Juggling work and family obligations makes working mothers feel that they’re always dropping the ball somewhere. When you’re at work, you’re missing time away from your kids. When you’re at home, you’re missing out on networking events that could advance your career. But a recent book by Pamela Lenehan, My Mother, My Mentor: What Grown Children of Working Mothers Want You to Know, spells out the many benefits children receive from mothers who work outside the home.
“Women want to be perfect at work, and we want to be perfect at home, but it’s hard to be perfect at anything,” says Lenehan. While many working mothers will question at least once whether they should just drop it all and stay at home, Lenehan conducted a survey of over 1,000 grown children and working mothers and found being a working mom actually has substantial benefits to children.
Parents know modelling is the best way to instill behaviors and values, so it should come as no surprise that the children of working mothers Lenehan surveyed reported that watching their mothers going to work every day instilled in them a strong work ethic, more so than the children whose mothers stayed at home.
“Working mothers know they’re not going to be there for everything, so they deliberately tried to have their children be more independent,” says Lenehan. Allowing children to walk to school by themselves, for example, dress themselves, and play by themselves instilled a greater sense of independence, rather than moms who stayed at home and were available to their children 24/7.
The children of working mothers reported being able to solve their own problems and bounce back from tough times better than the children of stay-at-home moms. “Because the mothers knew that they wouldn’t be there all the time, they had to give children the skills to solve problems,” says Lenehan.
Watching their mothers deal with challenges at work helped children feel better prepared for the working world. “A number of these children had seen their mothers get laid off in corporate downsizing or heard about problems with bosses or difficult coworkers, so they felt that when they got to work, they knew that there were going to be issues, but they felt they had these skills on how to address these issues,” says Lenehan.
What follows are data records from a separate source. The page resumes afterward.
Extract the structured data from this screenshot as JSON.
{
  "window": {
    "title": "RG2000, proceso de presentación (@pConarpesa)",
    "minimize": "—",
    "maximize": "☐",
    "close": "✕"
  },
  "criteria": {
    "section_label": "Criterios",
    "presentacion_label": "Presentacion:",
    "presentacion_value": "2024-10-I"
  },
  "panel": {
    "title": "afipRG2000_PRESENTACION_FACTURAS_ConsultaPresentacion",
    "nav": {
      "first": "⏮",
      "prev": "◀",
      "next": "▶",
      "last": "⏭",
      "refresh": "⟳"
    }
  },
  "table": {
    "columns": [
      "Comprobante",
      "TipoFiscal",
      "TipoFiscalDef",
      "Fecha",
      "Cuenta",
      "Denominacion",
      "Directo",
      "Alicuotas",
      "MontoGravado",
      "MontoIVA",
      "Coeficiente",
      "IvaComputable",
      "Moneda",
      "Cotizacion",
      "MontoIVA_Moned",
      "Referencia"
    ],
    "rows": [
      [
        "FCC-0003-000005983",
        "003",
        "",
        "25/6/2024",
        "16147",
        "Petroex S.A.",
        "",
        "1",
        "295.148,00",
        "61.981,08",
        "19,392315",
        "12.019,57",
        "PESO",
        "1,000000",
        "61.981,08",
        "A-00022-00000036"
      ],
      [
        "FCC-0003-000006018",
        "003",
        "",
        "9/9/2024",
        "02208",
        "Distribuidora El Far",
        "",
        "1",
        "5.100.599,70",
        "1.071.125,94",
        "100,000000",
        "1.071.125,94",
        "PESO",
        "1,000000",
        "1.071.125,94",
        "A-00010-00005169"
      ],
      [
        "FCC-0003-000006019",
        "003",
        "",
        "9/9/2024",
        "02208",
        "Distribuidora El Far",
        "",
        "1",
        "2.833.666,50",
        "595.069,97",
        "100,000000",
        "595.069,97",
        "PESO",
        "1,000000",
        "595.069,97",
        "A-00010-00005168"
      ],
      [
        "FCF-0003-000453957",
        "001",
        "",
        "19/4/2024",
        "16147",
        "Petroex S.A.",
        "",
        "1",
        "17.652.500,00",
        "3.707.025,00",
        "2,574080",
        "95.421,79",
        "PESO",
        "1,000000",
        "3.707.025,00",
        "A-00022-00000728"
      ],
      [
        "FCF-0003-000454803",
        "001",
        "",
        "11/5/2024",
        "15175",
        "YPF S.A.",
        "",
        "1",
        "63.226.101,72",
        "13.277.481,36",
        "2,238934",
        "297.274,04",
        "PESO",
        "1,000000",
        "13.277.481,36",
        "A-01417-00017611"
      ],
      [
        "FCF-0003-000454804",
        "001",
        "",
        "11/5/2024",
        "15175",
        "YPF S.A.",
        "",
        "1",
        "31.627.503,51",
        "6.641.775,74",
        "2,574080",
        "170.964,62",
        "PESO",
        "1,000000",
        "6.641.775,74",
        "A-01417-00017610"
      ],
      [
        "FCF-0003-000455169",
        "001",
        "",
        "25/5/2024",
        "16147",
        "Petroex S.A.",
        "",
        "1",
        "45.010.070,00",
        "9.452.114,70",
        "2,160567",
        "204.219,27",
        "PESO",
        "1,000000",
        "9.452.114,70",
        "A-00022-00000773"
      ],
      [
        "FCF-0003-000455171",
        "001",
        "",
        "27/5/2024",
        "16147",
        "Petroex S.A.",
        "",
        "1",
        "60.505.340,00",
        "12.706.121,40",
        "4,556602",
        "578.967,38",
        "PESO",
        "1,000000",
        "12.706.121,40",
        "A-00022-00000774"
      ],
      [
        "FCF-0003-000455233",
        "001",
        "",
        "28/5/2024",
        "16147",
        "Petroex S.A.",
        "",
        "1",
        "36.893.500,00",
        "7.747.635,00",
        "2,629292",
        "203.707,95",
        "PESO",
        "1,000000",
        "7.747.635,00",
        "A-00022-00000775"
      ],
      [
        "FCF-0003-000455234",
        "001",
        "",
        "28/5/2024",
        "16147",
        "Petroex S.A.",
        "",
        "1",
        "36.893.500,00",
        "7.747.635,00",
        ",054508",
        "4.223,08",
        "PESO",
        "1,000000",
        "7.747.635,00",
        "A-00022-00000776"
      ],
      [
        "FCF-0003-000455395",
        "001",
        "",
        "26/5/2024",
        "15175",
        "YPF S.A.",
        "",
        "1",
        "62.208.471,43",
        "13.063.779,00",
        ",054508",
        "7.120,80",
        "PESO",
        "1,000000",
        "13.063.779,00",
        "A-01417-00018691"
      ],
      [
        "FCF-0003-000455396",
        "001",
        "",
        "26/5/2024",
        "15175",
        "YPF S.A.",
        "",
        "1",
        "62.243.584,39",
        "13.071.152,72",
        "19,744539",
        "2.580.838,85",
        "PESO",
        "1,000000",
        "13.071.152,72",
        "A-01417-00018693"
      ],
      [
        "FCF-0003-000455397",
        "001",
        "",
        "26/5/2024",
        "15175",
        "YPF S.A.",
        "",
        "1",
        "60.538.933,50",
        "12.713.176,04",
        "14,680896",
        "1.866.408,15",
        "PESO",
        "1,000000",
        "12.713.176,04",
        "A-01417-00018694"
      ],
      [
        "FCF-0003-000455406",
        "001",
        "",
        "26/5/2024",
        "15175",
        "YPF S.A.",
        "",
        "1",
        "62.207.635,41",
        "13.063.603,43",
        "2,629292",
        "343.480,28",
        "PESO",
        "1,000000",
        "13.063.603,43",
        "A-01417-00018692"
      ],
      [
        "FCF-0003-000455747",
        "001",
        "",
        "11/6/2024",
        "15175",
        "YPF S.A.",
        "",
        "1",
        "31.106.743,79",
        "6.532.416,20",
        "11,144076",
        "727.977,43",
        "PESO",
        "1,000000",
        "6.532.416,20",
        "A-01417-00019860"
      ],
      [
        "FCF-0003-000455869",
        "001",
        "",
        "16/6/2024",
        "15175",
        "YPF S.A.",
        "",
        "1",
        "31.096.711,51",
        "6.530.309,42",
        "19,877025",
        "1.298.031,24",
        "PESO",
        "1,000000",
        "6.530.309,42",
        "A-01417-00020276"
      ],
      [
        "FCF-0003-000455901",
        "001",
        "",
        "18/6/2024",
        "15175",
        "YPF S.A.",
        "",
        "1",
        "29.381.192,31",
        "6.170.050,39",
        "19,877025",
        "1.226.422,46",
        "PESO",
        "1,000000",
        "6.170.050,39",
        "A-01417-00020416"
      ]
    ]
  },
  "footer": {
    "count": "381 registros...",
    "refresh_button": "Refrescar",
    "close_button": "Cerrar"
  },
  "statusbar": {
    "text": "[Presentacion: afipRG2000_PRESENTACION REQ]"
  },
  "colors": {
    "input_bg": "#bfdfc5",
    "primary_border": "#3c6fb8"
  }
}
The children of working mothers also felt that they had a wider professional network to tap into when it came time to seek career guidance. Although few of the children Lenehan interviewed actually ended up working in the same field as their mothers, they reported that their working mothers were able to connect them with a friend, or a friend of a friend, in the field they were interested in to provide expert advice. Although working fathers were also able to provide assistance in this area, Lenehan reports that mothers were often the ones who helped children with their resumes, articulate what they were looking for in a career, and find the right job.
One Harvard found daughters of working mothers earned 23% more than daughters of stay-at-home moms and climbed higher on the corporate ladder (over 33% held supervisory positions, compared to 25% of daughters of stay-at-home moms). Lenehan, too, found grown women reaped the greatest benefit of having a working mother growing up, likely because they were able to recognize that the struggles they faced in balancing family and work were the same struggles their mothers overcame.